↓↓↓

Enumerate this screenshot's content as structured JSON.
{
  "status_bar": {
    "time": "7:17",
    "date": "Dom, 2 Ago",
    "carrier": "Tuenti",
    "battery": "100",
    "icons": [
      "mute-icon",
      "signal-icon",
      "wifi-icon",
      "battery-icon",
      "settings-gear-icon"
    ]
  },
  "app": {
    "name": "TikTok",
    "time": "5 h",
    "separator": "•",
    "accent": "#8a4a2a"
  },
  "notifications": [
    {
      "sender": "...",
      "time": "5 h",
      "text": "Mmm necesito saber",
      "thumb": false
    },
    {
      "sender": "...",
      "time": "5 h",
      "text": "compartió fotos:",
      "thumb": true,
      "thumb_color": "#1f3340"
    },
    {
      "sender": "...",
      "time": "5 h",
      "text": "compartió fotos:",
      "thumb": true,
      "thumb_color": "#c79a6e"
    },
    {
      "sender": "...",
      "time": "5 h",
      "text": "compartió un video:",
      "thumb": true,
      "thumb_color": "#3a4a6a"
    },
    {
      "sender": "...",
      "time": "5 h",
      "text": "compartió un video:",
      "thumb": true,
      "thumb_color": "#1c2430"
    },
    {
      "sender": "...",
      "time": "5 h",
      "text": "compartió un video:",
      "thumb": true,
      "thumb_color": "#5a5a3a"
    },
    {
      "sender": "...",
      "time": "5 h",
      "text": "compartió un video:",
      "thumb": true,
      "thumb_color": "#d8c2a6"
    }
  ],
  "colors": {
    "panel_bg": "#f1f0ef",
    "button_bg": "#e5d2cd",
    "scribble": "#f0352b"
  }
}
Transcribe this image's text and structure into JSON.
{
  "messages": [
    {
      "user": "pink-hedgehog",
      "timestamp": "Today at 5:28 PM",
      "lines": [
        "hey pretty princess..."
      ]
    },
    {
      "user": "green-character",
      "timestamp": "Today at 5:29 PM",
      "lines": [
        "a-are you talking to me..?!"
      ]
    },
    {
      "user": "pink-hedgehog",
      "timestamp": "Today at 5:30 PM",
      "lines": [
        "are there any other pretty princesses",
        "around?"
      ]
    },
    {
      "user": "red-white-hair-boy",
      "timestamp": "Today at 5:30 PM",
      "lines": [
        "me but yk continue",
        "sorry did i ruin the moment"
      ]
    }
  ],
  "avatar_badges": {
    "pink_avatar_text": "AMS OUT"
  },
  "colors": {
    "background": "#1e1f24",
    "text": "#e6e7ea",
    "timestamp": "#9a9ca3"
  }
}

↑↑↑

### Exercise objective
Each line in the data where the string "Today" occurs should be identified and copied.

### Reply
      "timestamp": "Today at 5:28 PM",
      "timestamp": "Today at 5:29 PM",
      "timestamp": "Today at 5:30 PM",
      "timestamp": "Today at 5:30 PM",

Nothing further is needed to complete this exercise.